• Exercise details
Report back each line of the records that contains the string "name".

##### Exercise data #####

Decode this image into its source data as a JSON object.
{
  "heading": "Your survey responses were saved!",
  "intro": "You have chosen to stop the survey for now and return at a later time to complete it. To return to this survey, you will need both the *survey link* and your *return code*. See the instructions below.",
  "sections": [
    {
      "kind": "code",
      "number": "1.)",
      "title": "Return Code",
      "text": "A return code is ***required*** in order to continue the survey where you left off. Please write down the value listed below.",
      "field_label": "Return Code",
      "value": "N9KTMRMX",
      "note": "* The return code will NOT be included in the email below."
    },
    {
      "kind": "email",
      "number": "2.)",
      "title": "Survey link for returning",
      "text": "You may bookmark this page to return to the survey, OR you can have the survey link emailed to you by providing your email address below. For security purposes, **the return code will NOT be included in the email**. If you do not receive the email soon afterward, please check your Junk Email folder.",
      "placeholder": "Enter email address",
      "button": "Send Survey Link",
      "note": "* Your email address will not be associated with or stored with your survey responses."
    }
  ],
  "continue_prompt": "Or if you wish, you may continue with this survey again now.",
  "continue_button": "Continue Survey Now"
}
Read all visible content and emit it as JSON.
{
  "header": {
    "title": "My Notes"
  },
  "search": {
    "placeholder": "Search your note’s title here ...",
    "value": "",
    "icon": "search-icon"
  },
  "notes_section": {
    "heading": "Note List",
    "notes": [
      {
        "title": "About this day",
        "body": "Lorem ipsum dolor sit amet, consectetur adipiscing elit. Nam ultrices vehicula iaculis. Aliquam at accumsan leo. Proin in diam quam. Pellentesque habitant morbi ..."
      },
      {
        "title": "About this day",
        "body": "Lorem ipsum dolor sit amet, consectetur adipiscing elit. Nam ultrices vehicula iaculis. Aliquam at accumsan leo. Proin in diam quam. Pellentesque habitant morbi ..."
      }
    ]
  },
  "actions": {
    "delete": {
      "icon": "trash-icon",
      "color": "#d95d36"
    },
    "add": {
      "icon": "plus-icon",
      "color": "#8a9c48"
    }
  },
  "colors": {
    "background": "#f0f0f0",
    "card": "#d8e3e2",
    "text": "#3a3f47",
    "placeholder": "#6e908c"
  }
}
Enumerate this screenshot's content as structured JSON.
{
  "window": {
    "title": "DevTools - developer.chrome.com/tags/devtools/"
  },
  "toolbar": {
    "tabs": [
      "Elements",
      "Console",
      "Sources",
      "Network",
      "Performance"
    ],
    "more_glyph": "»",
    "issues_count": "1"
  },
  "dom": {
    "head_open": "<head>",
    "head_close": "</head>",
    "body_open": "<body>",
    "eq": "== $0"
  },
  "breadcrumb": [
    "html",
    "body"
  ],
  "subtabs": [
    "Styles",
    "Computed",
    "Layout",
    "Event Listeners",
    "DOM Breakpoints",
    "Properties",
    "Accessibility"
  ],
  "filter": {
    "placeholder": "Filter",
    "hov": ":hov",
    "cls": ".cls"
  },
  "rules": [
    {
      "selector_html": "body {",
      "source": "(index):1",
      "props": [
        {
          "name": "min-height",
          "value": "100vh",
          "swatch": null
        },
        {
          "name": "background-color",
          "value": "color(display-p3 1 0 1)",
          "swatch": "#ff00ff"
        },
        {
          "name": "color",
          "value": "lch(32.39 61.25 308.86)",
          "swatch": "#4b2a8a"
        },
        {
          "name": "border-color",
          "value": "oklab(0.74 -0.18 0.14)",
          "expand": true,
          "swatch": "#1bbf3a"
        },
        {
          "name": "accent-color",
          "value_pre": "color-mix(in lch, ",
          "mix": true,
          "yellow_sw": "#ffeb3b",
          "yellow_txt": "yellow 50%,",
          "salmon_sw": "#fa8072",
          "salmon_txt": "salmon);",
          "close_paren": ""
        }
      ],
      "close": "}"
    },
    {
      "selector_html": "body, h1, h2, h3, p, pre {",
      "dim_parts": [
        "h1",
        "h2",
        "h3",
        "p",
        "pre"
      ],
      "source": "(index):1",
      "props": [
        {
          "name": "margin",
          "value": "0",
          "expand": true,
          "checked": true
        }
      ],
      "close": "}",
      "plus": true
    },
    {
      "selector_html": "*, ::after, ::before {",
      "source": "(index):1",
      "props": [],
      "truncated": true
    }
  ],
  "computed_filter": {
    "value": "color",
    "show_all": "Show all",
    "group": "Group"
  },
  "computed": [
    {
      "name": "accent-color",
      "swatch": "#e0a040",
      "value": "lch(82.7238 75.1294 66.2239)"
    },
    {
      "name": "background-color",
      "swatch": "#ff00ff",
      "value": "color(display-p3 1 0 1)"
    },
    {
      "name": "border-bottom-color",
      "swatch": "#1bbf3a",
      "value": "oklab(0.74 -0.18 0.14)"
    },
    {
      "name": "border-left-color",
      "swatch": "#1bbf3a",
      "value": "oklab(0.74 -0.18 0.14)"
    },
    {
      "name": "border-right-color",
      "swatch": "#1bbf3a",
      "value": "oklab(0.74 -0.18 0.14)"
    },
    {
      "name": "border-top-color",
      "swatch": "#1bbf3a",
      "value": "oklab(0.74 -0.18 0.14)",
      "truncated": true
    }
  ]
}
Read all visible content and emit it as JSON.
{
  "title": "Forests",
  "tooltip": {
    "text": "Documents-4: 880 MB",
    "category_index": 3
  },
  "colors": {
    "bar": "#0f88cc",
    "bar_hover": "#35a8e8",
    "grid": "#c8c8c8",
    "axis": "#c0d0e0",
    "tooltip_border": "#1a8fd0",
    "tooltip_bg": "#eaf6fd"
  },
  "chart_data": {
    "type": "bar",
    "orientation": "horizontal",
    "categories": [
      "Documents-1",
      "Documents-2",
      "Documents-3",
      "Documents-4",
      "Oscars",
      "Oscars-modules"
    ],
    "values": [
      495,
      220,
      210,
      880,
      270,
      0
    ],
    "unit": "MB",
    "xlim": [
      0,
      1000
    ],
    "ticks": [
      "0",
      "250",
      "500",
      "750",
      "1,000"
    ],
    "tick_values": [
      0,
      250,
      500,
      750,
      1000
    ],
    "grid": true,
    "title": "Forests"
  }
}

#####

• Result for this task
          "name": "min-height",
          "name": "background-color",
          "name": "color",
          "name": "border-color",
          "name": "accent-color",
          "name": "margin",
      "name": "accent-color",
      "name": "background-color",
      "name": "border-bottom-color",
      "name": "border-left-color",
      "name": "border-right-color",
      "name": "border-top-color",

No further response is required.